Would you restate every entry that follows, word for word, and leave out the pictures?
--- START ---
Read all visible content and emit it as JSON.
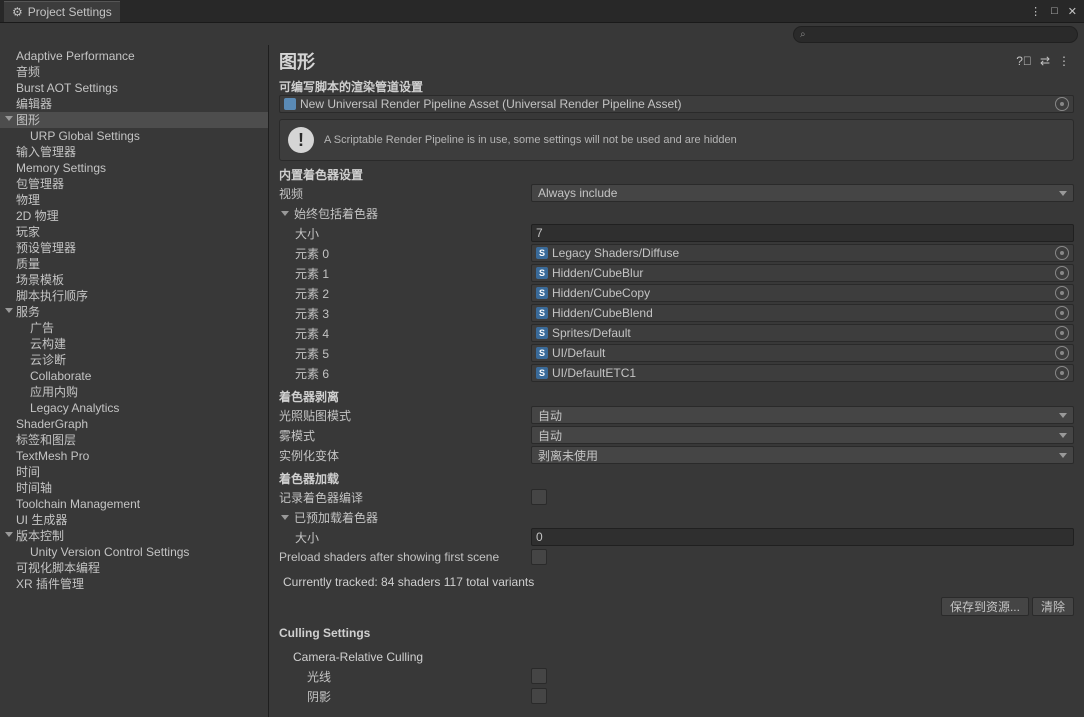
{
  "window": {
    "title": "Project Settings"
  },
  "search": {
    "placeholder": ""
  },
  "sidebar": {
    "items": [
      {
        "label": "Adaptive Performance",
        "indent": 0
      },
      {
        "label": "音频",
        "indent": 0
      },
      {
        "label": "Burst AOT Settings",
        "indent": 0
      },
      {
        "label": "编辑器",
        "indent": 0
      },
      {
        "label": "图形",
        "indent": 0,
        "expandable": true,
        "selected": true
      },
      {
        "label": "URP Global Settings",
        "indent": 1
      },
      {
        "label": "输入管理器",
        "indent": 0
      },
      {
        "label": "Memory Settings",
        "indent": 0
      },
      {
        "label": "包管理器",
        "indent": 0
      },
      {
        "label": "物理",
        "indent": 0
      },
      {
        "label": "2D 物理",
        "indent": 0
      },
      {
        "label": "玩家",
        "indent": 0
      },
      {
        "label": "预设管理器",
        "indent": 0
      },
      {
        "label": "质量",
        "indent": 0
      },
      {
        "label": "场景模板",
        "indent": 0
      },
      {
        "label": "脚本执行顺序",
        "indent": 0
      },
      {
        "label": "服务",
        "indent": 0,
        "expandable": true
      },
      {
        "label": "广告",
        "indent": 1
      },
      {
        "label": "云构建",
        "indent": 1
      },
      {
        "label": "云诊断",
        "indent": 1
      },
      {
        "label": "Collaborate",
        "indent": 1
      },
      {
        "label": "应用内购",
        "indent": 1
      },
      {
        "label": "Legacy Analytics",
        "indent": 1
      },
      {
        "label": "ShaderGraph",
        "indent": 0
      },
      {
        "label": "标签和图层",
        "indent": 0
      },
      {
        "label": "TextMesh Pro",
        "indent": 0
      },
      {
        "label": "时间",
        "indent": 0
      },
      {
        "label": "时间轴",
        "indent": 0
      },
      {
        "label": "Toolchain Management",
        "indent": 0
      },
      {
        "label": "UI 生成器",
        "indent": 0
      },
      {
        "label": "版本控制",
        "indent": 0,
        "expandable": true
      },
      {
        "label": "Unity Version Control Settings",
        "indent": 1
      },
      {
        "label": "可视化脚本编程",
        "indent": 0
      },
      {
        "label": "XR 插件管理",
        "indent": 0
      }
    ]
  },
  "content": {
    "title": "图形",
    "srp_section": "可编写脚本的渲染管道设置",
    "srp_asset": "New Universal Render Pipeline Asset (Universal Render Pipeline Asset)",
    "info": "A Scriptable Render Pipeline is in use, some settings will not be used and are hidden",
    "builtin_section": "内置着色器设置",
    "video_label": "视频",
    "video_value": "Always include",
    "always_include_label": "始终包括着色器",
    "size_label": "大小",
    "size_value": "7",
    "elements": [
      {
        "label": "元素 0",
        "value": "Legacy Shaders/Diffuse"
      },
      {
        "label": "元素 1",
        "value": "Hidden/CubeBlur"
      },
      {
        "label": "元素 2",
        "value": "Hidden/CubeCopy"
      },
      {
        "label": "元素 3",
        "value": "Hidden/CubeBlend"
      },
      {
        "label": "元素 4",
        "value": "Sprites/Default"
      },
      {
        "label": "元素 5",
        "value": "UI/Default"
      },
      {
        "label": "元素 6",
        "value": "UI/DefaultETC1"
      }
    ],
    "stripping_section": "着色器剥离",
    "lightmap_label": "光照贴图模式",
    "lightmap_value": "自动",
    "fog_label": "雾模式",
    "fog_value": "自动",
    "instancing_label": "实例化变体",
    "instancing_value": "剥离未使用",
    "loading_section": "着色器加载",
    "log_label": "记录着色器编译",
    "preloaded_label": "已预加载着色器",
    "preload_size_label": "大小",
    "preload_size_value": "0",
    "preload_after_label": "Preload shaders after showing first scene",
    "tracked": "Currently tracked: 84 shaders 117 total variants",
    "save_btn": "保存到资源...",
    "clear_btn": "清除",
    "culling_section": "Culling Settings",
    "camera_rel": "Camera-Relative Culling",
    "lights_label": "光线",
    "shadows_label": "阴影"
  }
}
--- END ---
Finished exercise:
Read all visible content and emit it as JSON.
{
  "window": {
    "title": "Project Settings"
  },
  "search": {
    "placeholder": ""
  },
  "sidebar": {
    "items": [
      {
        "label": "Adaptive Performance",
        "indent": 0
      },
      {
        "label": "音频",
        "indent": 0
      },
      {
        "label": "Burst AOT Settings",
        "indent": 0
      },
      {
        "label": "编辑器",
        "indent": 0
      },
      {
        "label": "图形",
        "indent": 0,
        "expandable": true,
        "selected": true
      },
      {
        "label": "URP Global Settings",
        "indent": 1
      },
      {
        "label": "输入管理器",
        "indent": 0
      },
      {
        "label": "Memory Settings",
        "indent": 0
      },
      {
        "label": "包管理器",
        "indent": 0
      },
      {
        "label": "物理",
        "indent": 0
      },
      {
        "label": "2D 物理",
        "indent": 0
      },
      {
        "label": "玩家",
        "indent": 0
      },
      {
        "label": "预设管理器",
        "indent": 0
      },
      {
        "label": "质量",
        "indent": 0
      },
      {
        "label": "场景模板",
        "indent": 0
      },
      {
        "label": "脚本执行顺序",
        "indent": 0
      },
      {
        "label": "服务",
        "indent": 0,
        "expandable": true
      },
      {
        "label": "广告",
        "indent": 1
      },
      {
        "label": "云构建",
        "indent": 1
      },
      {
        "label": "云诊断",
        "indent": 1
      },
      {
        "label": "Collaborate",
        "indent": 1
      },
      {
        "label": "应用内购",
        "indent": 1
      },
      {
        "label": "Legacy Analytics",
        "indent": 1
      },
      {
        "label": "ShaderGraph",
        "indent": 0
      },
      {
        "label": "标签和图层",
        "indent": 0
      },
      {
        "label": "TextMesh Pro",
        "indent": 0
      },
      {
        "label": "时间",
        "indent": 0
      },
      {
        "label": "时间轴",
        "indent": 0
      },
      {
        "label": "Toolchain Management",
        "indent": 0
      },
      {
        "label": "UI 生成器",
        "indent": 0
      },
      {
        "label": "版本控制",
        "indent": 0,
        "expandable": true
      },
      {
        "label": "Unity Version Control Settings",
        "indent": 1
      },
      {
        "label": "可视化脚本编程",
        "indent": 0
      },
      {
        "label": "XR 插件管理",
        "indent": 0
      }
    ]
  },
  "content": {
    "title": "图形",
    "srp_section": "可编写脚本的渲染管道设置",
    "srp_asset": "New Universal Render Pipeline Asset (Universal Render Pipeline Asset)",
    "info": "A Scriptable Render Pipeline is in use, some settings will not be used and are hidden",
    "builtin_section": "内置着色器设置",
    "video_label": "视频",
    "video_value": "Always include",
    "always_include_label": "始终包括着色器",
    "size_label": "大小",
    "size_value": "7",
    "elements": [
      {
        "label": "元素 0",
        "value": "Legacy Shaders/Diffuse"
      },
      {
        "label": "元素 1",
        "value": "Hidden/CubeBlur"
      },
      {
        "label": "元素 2",
        "value": "Hidden/CubeCopy"
      },
      {
        "label": "元素 3",
        "value": "Hidden/CubeBlend"
      },
      {
        "label": "元素 4",
        "value": "Sprites/Default"
      },
      {
        "label": "元素 5",
        "value": "UI/Default"
      },
      {
        "label": "元素 6",
        "value": "UI/DefaultETC1"
      }
    ],
    "stripping_section": "着色器剥离",
    "lightmap_label": "光照贴图模式",
    "lightmap_value": "自动",
    "fog_label": "雾模式",
    "fog_value": "自动",
    "instancing_label": "实例化变体",
    "instancing_value": "剥离未使用",
    "loading_section": "着色器加载",
    "log_label": "记录着色器编译",
    "preloaded_label": "已预加载着色器",
    "preload_size_label": "大小",
    "preload_size_value": "0",
    "preload_after_label": "Preload shaders after showing first scene",
    "tracked": "Currently tracked: 84 shaders 117 total variants",
    "save_btn": "保存到资源...",
    "clear_btn": "清除",
    "culling_section": "Culling Settings",
    "camera_rel": "Camera-Relative Culling",
    "lights_label": "光线",
    "shadows_label": "阴影"
  }
}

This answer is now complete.